A quick background on the EPA: its role is to ensure that all Americans can enjoy clean air to breathe, clean water to drink, and have their health protected from environmental and climate threats. EPA's environmental rule making is careful and painstaking, and those rules have protected families and communities across the country from acid rain, smog, and other threats to our health and environment. The EPA bases its regulatory decisions entirely on science rather than on guesses or assumptions by those who are not experts.

Pruitt, who has no scientific background, has spent his career attacking the EPA. As the New York Times reports, Pruitt "led the charge to try to dismantle our most basic clean air and water protections (like smog and mercury standards) and was the architect of years of relentless attacks on the EPA."
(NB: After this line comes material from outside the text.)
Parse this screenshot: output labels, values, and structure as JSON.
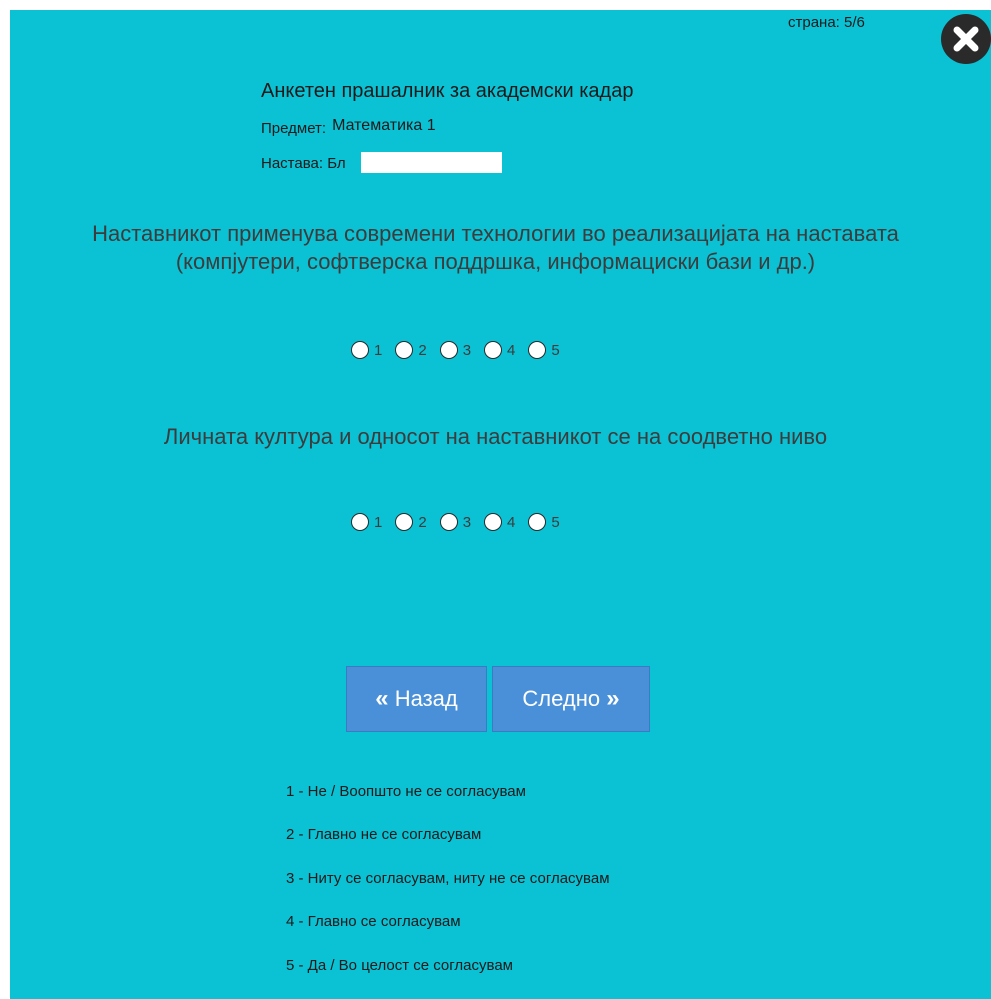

Pruitt also denies the reality of climate change, and currently is taking the lead in suing the EPA over the proposed Clean Power Plan rules to cut carbon emissions from power plants. It is abundantly clear that in nominating Pruitt Trump is trying to make good on his campaign promise to dismantle the EPA. Trump wants to put the fox in charge of the henhouse.

But Pruitt's nomination has to be approved by the U.S. Senate. I ask our Nevada Sens. Dean Heller and Catherine Cortez Masto: What would installing an oil-and-gas crony as head of the EPA do for Nevada?
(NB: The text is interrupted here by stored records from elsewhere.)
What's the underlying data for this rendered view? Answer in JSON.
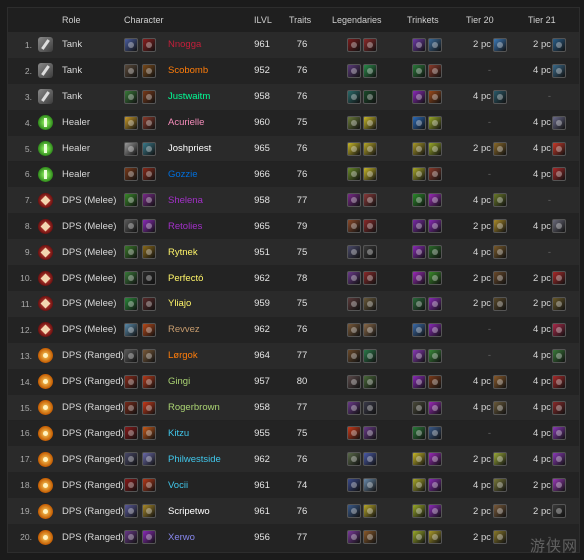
{
  "headers": {
    "role": "Role",
    "character": "Character",
    "ilvl": "ILVL",
    "traits": "Traits",
    "legendaries": "Legendaries",
    "trinkets": "Trinkets",
    "tier20": "Tier 20",
    "tier21": "Tier 21"
  },
  "watermark": "游侠网",
  "colors": {
    "warrior": "#c79c6e",
    "monk": "#00ff96",
    "druid": "#ff7d0a",
    "priest": "#ffffff",
    "shaman": "#0070de",
    "deathknight": "#c41e3a",
    "demonhunter": "#a330c9",
    "paladin": "#f58cba",
    "rogue": "#fff569",
    "hunter": "#abd473",
    "mage": "#40c7eb",
    "warlock": "#8787ed",
    "nnogga": "#c41e3a"
  },
  "rows": [
    {
      "num": "1.",
      "role": "Tank",
      "role_icon": "tank",
      "name": "Nnogga",
      "color": "#c41e3a",
      "spec_icon": "blood-spec-icon",
      "spec_bg": "#4b5ea0",
      "cls_bg": "#8c1f1f",
      "ilvl": "961",
      "traits": "76",
      "leg": [
        "#7a1c1c",
        "#8d2a2a"
      ],
      "trk": [
        "#6d3aa8",
        "#3a6b9a"
      ],
      "t20c": "2 pc",
      "t20i": "#3c7ab8",
      "t21c": "2 pc",
      "t21i": "#2a5f8a"
    },
    {
      "num": "2.",
      "role": "Tank",
      "role_icon": "tank",
      "name": "Scobomb",
      "color": "#ff7d0a",
      "spec_icon": "guardian-spec-icon",
      "spec_bg": "#5a4a3a",
      "cls_bg": "#7a4a1a",
      "ilvl": "952",
      "traits": "76",
      "leg": [
        "#5a3a7a",
        "#2a8a4a"
      ],
      "trk": [
        "#2a7a3a",
        "#8a3a2a"
      ],
      "t20c": "-",
      "t20i": "",
      "t21c": "4 pc",
      "t21i": "#3a6a8a"
    },
    {
      "num": "3.",
      "role": "Tank",
      "role_icon": "tank",
      "name": "Justwaitm",
      "color": "#00ff96",
      "spec_icon": "brewmaster-spec-icon",
      "spec_bg": "#3a7a3a",
      "cls_bg": "#7a3a1a",
      "ilvl": "958",
      "traits": "76",
      "leg": [
        "#2a6a6a",
        "#1a4a2a"
      ],
      "trk": [
        "#8a2ab8",
        "#9a4a1a"
      ],
      "t20c": "4 pc",
      "t20i": "#2a5a6a",
      "t21c": "-",
      "t21i": ""
    },
    {
      "num": "4.",
      "role": "Healer",
      "role_icon": "healer",
      "name": "Acurielle",
      "color": "#f58cba",
      "spec_icon": "holy-paladin-spec-icon",
      "spec_bg": "#c89a2a",
      "cls_bg": "#8a3a2a",
      "ilvl": "960",
      "traits": "75",
      "leg": [
        "#6a7a3a",
        "#c8b82a"
      ],
      "trk": [
        "#2a6ab8",
        "#9aaa2a"
      ],
      "t20c": "-",
      "t20i": "",
      "t21c": "4 pc",
      "t21i": "#6a6a8a"
    },
    {
      "num": "5.",
      "role": "Healer",
      "role_icon": "healer",
      "name": "Joshpriest",
      "color": "#ffffff",
      "spec_icon": "holy-priest-spec-icon",
      "spec_bg": "#9a9a9a",
      "cls_bg": "#3a7a8a",
      "ilvl": "965",
      "traits": "76",
      "leg": [
        "#c8b82a",
        "#b8a82a"
      ],
      "trk": [
        "#aa9a2a",
        "#9aaa2a"
      ],
      "t20c": "2 pc",
      "t20i": "#8a6a2a",
      "t21c": "4 pc",
      "t21i": "#c83a2a"
    },
    {
      "num": "6.",
      "role": "Healer",
      "role_icon": "healer",
      "name": "Gozzie",
      "color": "#0070de",
      "spec_icon": "resto-shaman-spec-icon",
      "spec_bg": "#7a3a1a",
      "cls_bg": "#8a2a1a",
      "ilvl": "966",
      "traits": "76",
      "leg": [
        "#6a8a2a",
        "#c8b82a"
      ],
      "trk": [
        "#aaaa2a",
        "#8a3a2a"
      ],
      "t20c": "-",
      "t20i": "",
      "t21c": "4 pc",
      "t21i": "#aa2a2a"
    },
    {
      "num": "7.",
      "role": "DPS (Melee)",
      "role_icon": "melee",
      "name": "Shelena",
      "color": "#a330c9",
      "spec_icon": "havoc-spec-icon",
      "spec_bg": "#3a8a2a",
      "cls_bg": "#7a2a8a",
      "ilvl": "958",
      "traits": "77",
      "leg": [
        "#7a2a8a",
        "#8a3a3a"
      ],
      "trk": [
        "#2a8a2a",
        "#9a2ab8"
      ],
      "t20c": "4 pc",
      "t20i": "#6a7a2a",
      "t21c": "-",
      "t21i": ""
    },
    {
      "num": "8.",
      "role": "DPS (Melee)",
      "role_icon": "melee",
      "name": "Retolies",
      "color": "#a330c9",
      "spec_icon": "havoc-spec-icon",
      "spec_bg": "#5a5a5a",
      "cls_bg": "#8a2ab8",
      "ilvl": "965",
      "traits": "79",
      "leg": [
        "#8a4a2a",
        "#8a2a2a"
      ],
      "trk": [
        "#7a2aa8",
        "#8a2ab8"
      ],
      "t20c": "2 pc",
      "t20i": "#aa8a2a",
      "t21c": "4 pc",
      "t21i": "#6a6a7a"
    },
    {
      "num": "9.",
      "role": "DPS (Melee)",
      "role_icon": "melee",
      "name": "Rytnek",
      "color": "#fff569",
      "spec_icon": "rogue-spec-icon",
      "spec_bg": "#3a7a2a",
      "cls_bg": "#8a6a1a",
      "ilvl": "951",
      "traits": "75",
      "leg": [
        "#4a4a6a",
        "#3a3a3a"
      ],
      "trk": [
        "#8a2ab8",
        "#2a6a2a"
      ],
      "t20c": "4 pc",
      "t20i": "#7a5a2a",
      "t21c": "-",
      "t21i": ""
    },
    {
      "num": "10.",
      "role": "DPS (Melee)",
      "role_icon": "melee",
      "name": "Perfectó",
      "color": "#fff569",
      "spec_icon": "rogue-spec-icon",
      "spec_bg": "#3a7a3a",
      "cls_bg": "#2a2a2a",
      "ilvl": "962",
      "traits": "78",
      "leg": [
        "#6a3a8a",
        "#8a2a2a"
      ],
      "trk": [
        "#9a2ab8",
        "#3a8a2a"
      ],
      "t20c": "2 pc",
      "t20i": "#6a4a2a",
      "t21c": "2 pc",
      "t21i": "#aa2a2a"
    },
    {
      "num": "11.",
      "role": "DPS (Melee)",
      "role_icon": "melee",
      "name": "Yliajo",
      "color": "#fff569",
      "spec_icon": "rogue-spec-icon",
      "spec_bg": "#2a8a3a",
      "cls_bg": "#5a2a2a",
      "ilvl": "959",
      "traits": "75",
      "leg": [
        "#5a3a3a",
        "#6a5a3a"
      ],
      "trk": [
        "#2a6a3a",
        "#8a2ab8"
      ],
      "t20c": "2 pc",
      "t20i": "#5a4a2a",
      "t21c": "2 pc",
      "t21i": "#6a5a2a"
    },
    {
      "num": "12.",
      "role": "DPS (Melee)",
      "role_icon": "melee",
      "name": "Revvez",
      "color": "#c79c6e",
      "spec_icon": "warrior-spec-icon",
      "spec_bg": "#5a8aaa",
      "cls_bg": "#b84a1a",
      "ilvl": "962",
      "traits": "76",
      "leg": [
        "#7a5a3a",
        "#8a6a4a"
      ],
      "trk": [
        "#3a6aa8",
        "#8a2ab8"
      ],
      "t20c": "-",
      "t20i": "",
      "t21c": "4 pc",
      "t21i": "#aa2a4a"
    },
    {
      "num": "13.",
      "role": "DPS (Ranged)",
      "role_icon": "ranged",
      "name": "Lørgok",
      "color": "#ff7d0a",
      "spec_icon": "balance-spec-icon",
      "spec_bg": "#5a5a5a",
      "cls_bg": "#7a5a3a",
      "ilvl": "964",
      "traits": "77",
      "leg": [
        "#6a4a2a",
        "#2a7a4a"
      ],
      "trk": [
        "#8a3ab8",
        "#3a8a3a"
      ],
      "t20c": "-",
      "t20i": "",
      "t21c": "4 pc",
      "t21i": "#3a7a3a"
    },
    {
      "num": "14.",
      "role": "DPS (Ranged)",
      "role_icon": "ranged",
      "name": "Gingi",
      "color": "#abd473",
      "spec_icon": "hunter-spec-icon",
      "spec_bg": "#8a2a1a",
      "cls_bg": "#b83a1a",
      "ilvl": "957",
      "traits": "80",
      "leg": [
        "#5a4a4a",
        "#4a6a3a"
      ],
      "trk": [
        "#8a2ab8",
        "#7a3a1a"
      ],
      "t20c": "4 pc",
      "t20i": "#8a5a2a",
      "t21c": "4 pc",
      "t21i": "#aa2a2a"
    },
    {
      "num": "15.",
      "role": "DPS (Ranged)",
      "role_icon": "ranged",
      "name": "Rogerbrown",
      "color": "#abd473",
      "spec_icon": "hunter-spec-icon",
      "spec_bg": "#7a2a1a",
      "cls_bg": "#c83a1a",
      "ilvl": "958",
      "traits": "77",
      "leg": [
        "#6a3a8a",
        "#3a3a4a"
      ],
      "trk": [
        "#4a4a3a",
        "#9a2ab8"
      ],
      "t20c": "4 pc",
      "t20i": "#6a5a3a",
      "t21c": "4 pc",
      "t21i": "#8a2a2a"
    },
    {
      "num": "16.",
      "role": "DPS (Ranged)",
      "role_icon": "ranged",
      "name": "Kitzu",
      "color": "#40c7eb",
      "spec_icon": "mage-spec-icon",
      "spec_bg": "#8a1a1a",
      "cls_bg": "#c85a1a",
      "ilvl": "955",
      "traits": "75",
      "leg": [
        "#c83a1a",
        "#6a3a8a"
      ],
      "trk": [
        "#2a7a3a",
        "#3a5a8a"
      ],
      "t20c": "-",
      "t20i": "",
      "t21c": "4 pc",
      "t21i": "#8a3ab8"
    },
    {
      "num": "17.",
      "role": "DPS (Ranged)",
      "role_icon": "ranged",
      "name": "Philwestside",
      "color": "#40c7eb",
      "spec_icon": "mage-spec-icon",
      "spec_bg": "#4a4a6a",
      "cls_bg": "#6a6aaa",
      "ilvl": "962",
      "traits": "76",
      "leg": [
        "#5a6a4a",
        "#4a5aa8"
      ],
      "trk": [
        "#c8b82a",
        "#9a2ab8"
      ],
      "t20c": "2 pc",
      "t20i": "#9aaa3a",
      "t21c": "4 pc",
      "t21i": "#8a3ab8"
    },
    {
      "num": "18.",
      "role": "DPS (Ranged)",
      "role_icon": "ranged",
      "name": "Vocii",
      "color": "#40c7eb",
      "spec_icon": "mage-spec-icon",
      "spec_bg": "#8a1a1a",
      "cls_bg": "#b83a1a",
      "ilvl": "961",
      "traits": "74",
      "leg": [
        "#3a4a8a",
        "#6a8aaa"
      ],
      "trk": [
        "#aaaa2a",
        "#8a2ab8"
      ],
      "t20c": "4 pc",
      "t20i": "#7a7a3a",
      "t21c": "2 pc",
      "t21i": "#9a3ab8"
    },
    {
      "num": "19.",
      "role": "DPS (Ranged)",
      "role_icon": "ranged",
      "name": "Scripetwo",
      "color": "#ffffff",
      "spec_icon": "shadow-spec-icon",
      "spec_bg": "#5a5a9a",
      "cls_bg": "#aa8a2a",
      "ilvl": "961",
      "traits": "76",
      "leg": [
        "#3a5a8a",
        "#b8a82a"
      ],
      "trk": [
        "#9aaa2a",
        "#8a2ab8"
      ],
      "t20c": "2 pc",
      "t20i": "#7a5a3a",
      "t21c": "2 pc",
      "t21i": "#3a3a3a"
    },
    {
      "num": "20.",
      "role": "DPS (Ranged)",
      "role_icon": "ranged",
      "name": "Xerwo",
      "color": "#8787ed",
      "spec_icon": "warlock-spec-icon",
      "spec_bg": "#6a3a8a",
      "cls_bg": "#8a2ab8",
      "ilvl": "956",
      "traits": "77",
      "leg": [
        "#7a3a9a",
        "#8a5a2a"
      ],
      "trk": [
        "#9aaa2a",
        "#aa9a2a"
      ],
      "t20c": "2 pc",
      "t20i": "#8a7a2a",
      "t21c": "-",
      "t21i": ""
    }
  ]
}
My answer — and I hope theirs too — is that it would do nothing for our state. Nevada is well on its way to being one of the leading states in the nation in producing clean energy. State leaders say that Nevada is in a strong position to comply with the EPA's Clean Power Plan pollution reduction goals for Nevada. Recently, NV Energy CEO Paul Caudill stated, "Here in Nevada, we have nothing to fear. The State of Nevada and NV Energy are both in great shape to meet these federal compliance requirements."
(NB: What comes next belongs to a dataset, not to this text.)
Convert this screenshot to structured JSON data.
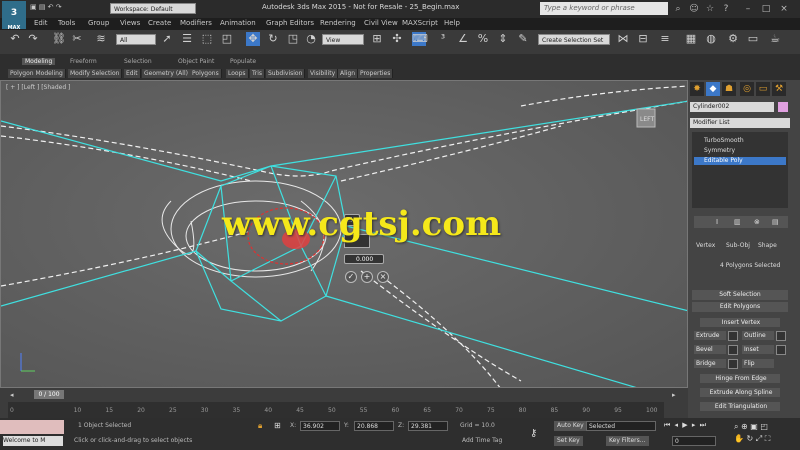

So why would our senators vote to confirm a man who's seeking to bring his Oklahoma oil patch politics to a national stage?

Let us hope they don't. Scott Pruitt has nothing to offer Nevada and we will all be worse off if he is confirmed as head of the EPA.

Anne Macquarie writes about clean energy, climate change, and other environmental issues from her home in Carson City.